Book a Castle Hotel and Take a Trip Along the Banks of the River Clyde

Scotland is renamed for its beautiful scenery and its industrial heritage, and by taking a holiday close to the River Clyde you will be able to experience both of those things.

There is plenty of good accommodation to use as a base for exploring the area, but if you are looking for something a little more luxurious than the norm why not try castle holidays in Scotland?

Staying in a castle will ensure that if you have been enjoying the countryside or walking round former industrial sites, you will end your day in stylish surroundings.

There is lots of evidence of industrial activity on the banks of the Clyde, as the river played an important role in the development of trade in Scotland.

David Dale chose to use the power of the river when he constructed his mill at New Lanark in the 18th century and the village that grew up around the facility is now a UNESCO World Heritage Site, in recognition of his son-in-law Robert Owen's development of social and welfare programs for workers.

The Clyde also became an important center for shipbuilding during the Industrial Revolution and that tradition still continues. The trade no longer employs the vast numbers it once did, but you can still see evidence of the dockyards along the river banks.

Booking castle holidays in the UK will also provide you with the perfect opportunity to explore the natural beauty of parts of the Clyde.
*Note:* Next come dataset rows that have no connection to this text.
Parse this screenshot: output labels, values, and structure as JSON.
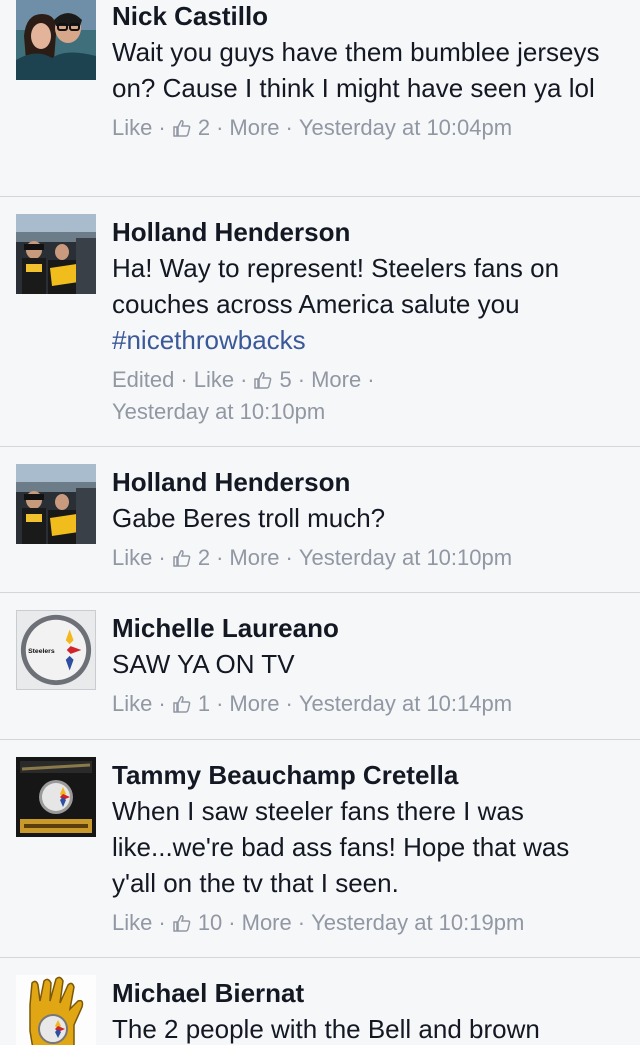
{
  "comments": [
    {
      "author": "Nick Castillo",
      "text": "Wait you guys have them bumblee jerseys on? Cause I think I might have seen ya lol",
      "actions": {
        "like": "Like",
        "likes": "2",
        "more": "More",
        "time": "Yesterday at 10:04pm"
      },
      "avatar_icon": "couple-selfie-photo"
    },
    {
      "author": "Holland Henderson",
      "text": "Ha! Way to represent! Steelers fans on couches across America salute you",
      "hashtag": "#nicethrowbacks",
      "actions": {
        "edited": "Edited",
        "like": "Like",
        "likes": "5",
        "more": "More",
        "time": "Yesterday at 10:10pm"
      },
      "avatar_icon": "stadium-fans-photo"
    },
    {
      "author": "Holland Henderson",
      "text": "Gabe Beres troll much?",
      "actions": {
        "like": "Like",
        "likes": "2",
        "more": "More",
        "time": "Yesterday at 10:10pm"
      },
      "avatar_icon": "stadium-fans-photo"
    },
    {
      "author": "Michelle Laureano",
      "text": "SAW YA ON TV",
      "actions": {
        "like": "Like",
        "likes": "1",
        "more": "More",
        "time": "Yesterday at 10:14pm"
      },
      "avatar_icon": "steelers-logo",
      "avatar_text": "Steelers"
    },
    {
      "author": "Tammy Beauchamp Cretella",
      "text": "When I saw steeler fans there I was like...we're bad ass fans! Hope that was y'all on the tv that I seen.",
      "actions": {
        "like": "Like",
        "likes": "10",
        "more": "More",
        "time": "Yesterday at 10:19pm"
      },
      "avatar_icon": "steelers-dark-logo"
    },
    {
      "author": "Michael Biernat",
      "text": "The 2 people with the Bell and brown",
      "avatar_icon": "steelers-glove-logo"
    }
  ],
  "colors": {
    "background": "#f6f7f9",
    "divider": "#d3d6db",
    "meta": "#9197a3",
    "link": "#3b5998",
    "text": "#141823"
  }
}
The river ever flows into the Firth of Clyde, which is home to some of Europe's most stunning scenery, but there are other areas you are likely to enjoy visiting.

Follow the river south-east of Glasgow and you will discover the tranquil setting of Strathclyde Country Park, with its artificial loch, natural wetlands, woods, wildlife and river views.
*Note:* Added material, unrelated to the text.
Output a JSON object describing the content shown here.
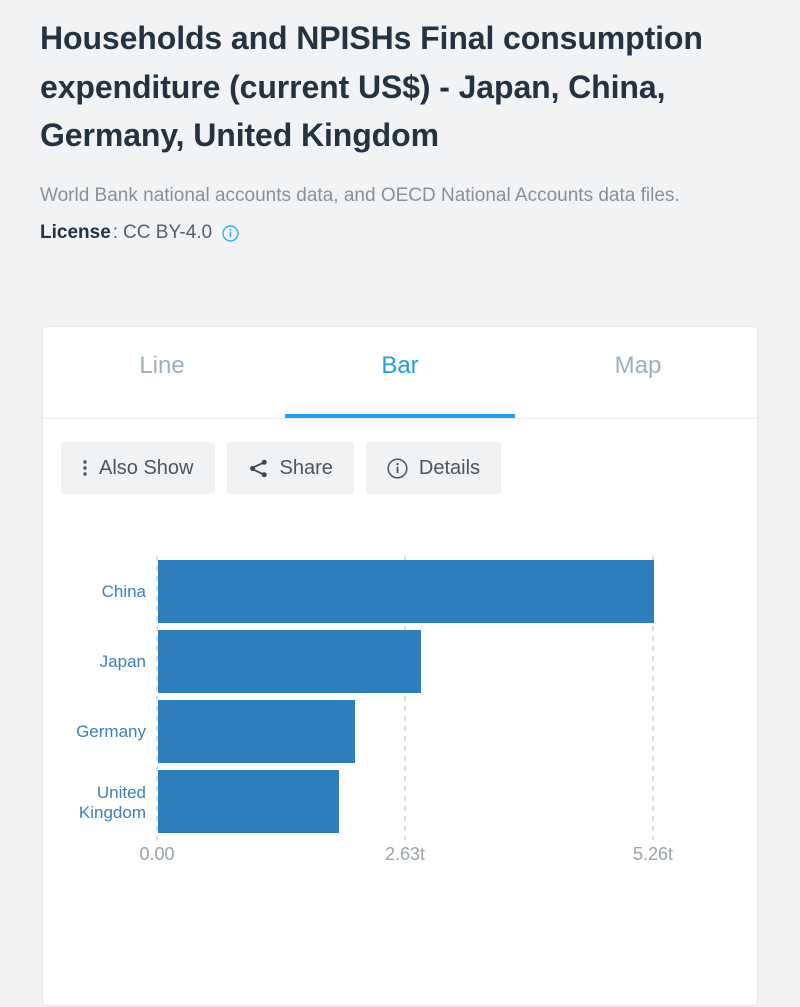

There are also some fascinating historic attractions to see while in the area around the park. The pilgrimage site of Carfin Grotto and the Chatelherault hunting lodge both attract thousands of visitors each year, as does Hamilton Mausoleum, which counts having the longest echo of any European building as its claim to fame.

It is also worth stopping to see the ruins of Bothwell Castle, which was the scene of a number of battles during the Wars of Scottish Independence, thanks to its strategically-important location adjacent to a crossing point on the Clyde.